Problems included scoring a Ping-Pong tournament, predicting how long a cell phone battery would last, finding oddities in the weigh-in records of a person on a diet, and translating English into a newly invented form of simplified spelling. The problems vary in difficulty, but are presented in random order, as part of a whimsical story about a person traveling in Thailand and running into a series of difficulties. Part of the challenge is to decide which problems can be solved in the shortest time and should be attacked first.
Each team was given a workstation in a Carpenter Hall computer lab and could work in any programming language they prefer. They were given a calculator but were not allowed to bring any other electronic devices. Final judging is performed by a computer that runs a team’s program and compares the output with what should be expected. The lab assumes a festive look as each team that solves a problem is issued a balloon; most students took their balloons with them to the awards ceremony.

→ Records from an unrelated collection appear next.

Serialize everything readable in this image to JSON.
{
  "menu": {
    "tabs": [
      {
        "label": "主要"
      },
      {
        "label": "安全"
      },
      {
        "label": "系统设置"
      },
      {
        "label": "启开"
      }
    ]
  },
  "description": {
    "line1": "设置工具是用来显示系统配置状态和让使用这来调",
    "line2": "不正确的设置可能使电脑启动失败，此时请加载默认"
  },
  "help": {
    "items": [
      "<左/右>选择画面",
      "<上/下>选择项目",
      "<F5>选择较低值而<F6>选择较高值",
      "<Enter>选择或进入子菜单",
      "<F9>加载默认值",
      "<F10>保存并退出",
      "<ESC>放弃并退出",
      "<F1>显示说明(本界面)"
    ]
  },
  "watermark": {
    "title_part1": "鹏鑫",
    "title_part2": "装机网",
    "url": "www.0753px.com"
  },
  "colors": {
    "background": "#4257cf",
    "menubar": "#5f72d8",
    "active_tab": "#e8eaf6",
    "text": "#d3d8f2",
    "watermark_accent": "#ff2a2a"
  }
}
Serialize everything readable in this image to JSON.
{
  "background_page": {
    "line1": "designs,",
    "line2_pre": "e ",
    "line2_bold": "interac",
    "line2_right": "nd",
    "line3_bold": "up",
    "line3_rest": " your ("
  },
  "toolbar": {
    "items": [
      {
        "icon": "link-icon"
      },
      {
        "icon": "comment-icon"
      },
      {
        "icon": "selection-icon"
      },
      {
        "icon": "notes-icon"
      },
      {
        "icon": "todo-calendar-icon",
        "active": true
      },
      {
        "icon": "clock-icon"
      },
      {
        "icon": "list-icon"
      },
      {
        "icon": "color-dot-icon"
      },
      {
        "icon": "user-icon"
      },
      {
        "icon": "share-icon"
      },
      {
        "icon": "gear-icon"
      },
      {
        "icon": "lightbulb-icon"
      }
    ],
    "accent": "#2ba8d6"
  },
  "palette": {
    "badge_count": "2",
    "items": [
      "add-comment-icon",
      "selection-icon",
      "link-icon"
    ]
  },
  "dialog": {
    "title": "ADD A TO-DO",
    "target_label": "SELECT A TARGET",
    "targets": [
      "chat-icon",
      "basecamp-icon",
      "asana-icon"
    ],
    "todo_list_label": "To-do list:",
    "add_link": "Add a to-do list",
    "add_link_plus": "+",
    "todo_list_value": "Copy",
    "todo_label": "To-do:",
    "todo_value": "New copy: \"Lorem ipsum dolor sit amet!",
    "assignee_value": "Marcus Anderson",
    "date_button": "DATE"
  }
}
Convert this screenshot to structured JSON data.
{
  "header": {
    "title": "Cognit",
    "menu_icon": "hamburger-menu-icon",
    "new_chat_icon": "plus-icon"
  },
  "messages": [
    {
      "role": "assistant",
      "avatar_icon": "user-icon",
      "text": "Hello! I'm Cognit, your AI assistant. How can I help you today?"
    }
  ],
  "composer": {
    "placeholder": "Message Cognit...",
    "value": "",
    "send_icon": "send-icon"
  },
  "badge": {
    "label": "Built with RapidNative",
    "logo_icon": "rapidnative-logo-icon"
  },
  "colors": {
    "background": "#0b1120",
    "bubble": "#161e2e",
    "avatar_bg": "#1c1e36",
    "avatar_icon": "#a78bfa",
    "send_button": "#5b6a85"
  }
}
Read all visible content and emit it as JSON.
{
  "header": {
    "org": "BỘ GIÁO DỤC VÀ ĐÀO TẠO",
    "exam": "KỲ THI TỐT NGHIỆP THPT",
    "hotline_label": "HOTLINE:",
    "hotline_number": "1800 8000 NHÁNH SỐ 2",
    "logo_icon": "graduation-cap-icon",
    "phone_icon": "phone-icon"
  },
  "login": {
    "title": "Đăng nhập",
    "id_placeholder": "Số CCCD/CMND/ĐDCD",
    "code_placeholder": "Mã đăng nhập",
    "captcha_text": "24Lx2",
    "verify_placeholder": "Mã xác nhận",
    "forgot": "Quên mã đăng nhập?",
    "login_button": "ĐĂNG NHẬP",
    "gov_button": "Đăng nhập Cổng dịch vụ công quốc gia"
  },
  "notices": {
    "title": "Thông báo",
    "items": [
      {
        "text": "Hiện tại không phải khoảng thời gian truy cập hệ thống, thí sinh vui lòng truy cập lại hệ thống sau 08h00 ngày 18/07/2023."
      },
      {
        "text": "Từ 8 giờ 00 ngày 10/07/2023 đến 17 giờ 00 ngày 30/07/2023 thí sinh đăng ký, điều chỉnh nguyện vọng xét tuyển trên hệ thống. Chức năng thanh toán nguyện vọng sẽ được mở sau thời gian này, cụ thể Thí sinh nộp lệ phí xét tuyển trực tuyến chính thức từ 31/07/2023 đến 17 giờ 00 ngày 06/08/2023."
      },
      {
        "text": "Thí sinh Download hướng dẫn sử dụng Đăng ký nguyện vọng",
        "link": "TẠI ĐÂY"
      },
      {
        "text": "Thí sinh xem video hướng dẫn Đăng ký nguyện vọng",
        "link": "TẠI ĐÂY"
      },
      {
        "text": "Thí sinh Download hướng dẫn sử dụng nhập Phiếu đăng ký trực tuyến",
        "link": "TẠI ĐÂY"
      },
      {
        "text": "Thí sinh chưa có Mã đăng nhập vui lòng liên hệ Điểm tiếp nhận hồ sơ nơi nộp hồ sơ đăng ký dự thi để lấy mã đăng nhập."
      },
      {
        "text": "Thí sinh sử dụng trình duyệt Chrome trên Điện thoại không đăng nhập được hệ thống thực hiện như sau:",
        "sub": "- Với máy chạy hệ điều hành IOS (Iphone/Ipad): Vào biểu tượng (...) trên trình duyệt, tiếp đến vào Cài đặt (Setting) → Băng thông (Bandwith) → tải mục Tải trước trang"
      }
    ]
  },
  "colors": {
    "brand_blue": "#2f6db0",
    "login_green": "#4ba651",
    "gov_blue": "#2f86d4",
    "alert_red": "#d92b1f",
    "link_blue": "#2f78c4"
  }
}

Ithaca High School entered four teams. IHS Team 4, comprising Jacob Silcoff, Jonathan Gomes-Selman and Zachary Stillman, solved five problems to take first place. Team 1 of three from Pittsford Central Schools, Yizuo Chen, Yiyuo Chen and Peng Sun solved four for second place, and IHS Team 3, Daniel Halpern, James Park and Mrinal Thomas, solved three to take third.
Along with trophies and medals, members of the winning teams received Qualcomm smartwatches.
The competition was launched in 2014 by Cornell principal research associate Robbert van Renesse; Daniel Fleischman, a graduate student in the field of operations research and industrial engineering; and Ithaca High School math and computer science teacher Frederick Deppe, who first proposed the idea as an activity for his students. They continue as organizers, joined this year by computer science professors David Bindel and Emin Gun Sirer and several computer science department staff volunteers, all steered by Jessie White, events coordinator for the department.
Problems for the competition were created by Fleischman and Sakethnath Are '16, who are co-leaders of the Cornell team that competes in the collegiate-level contest.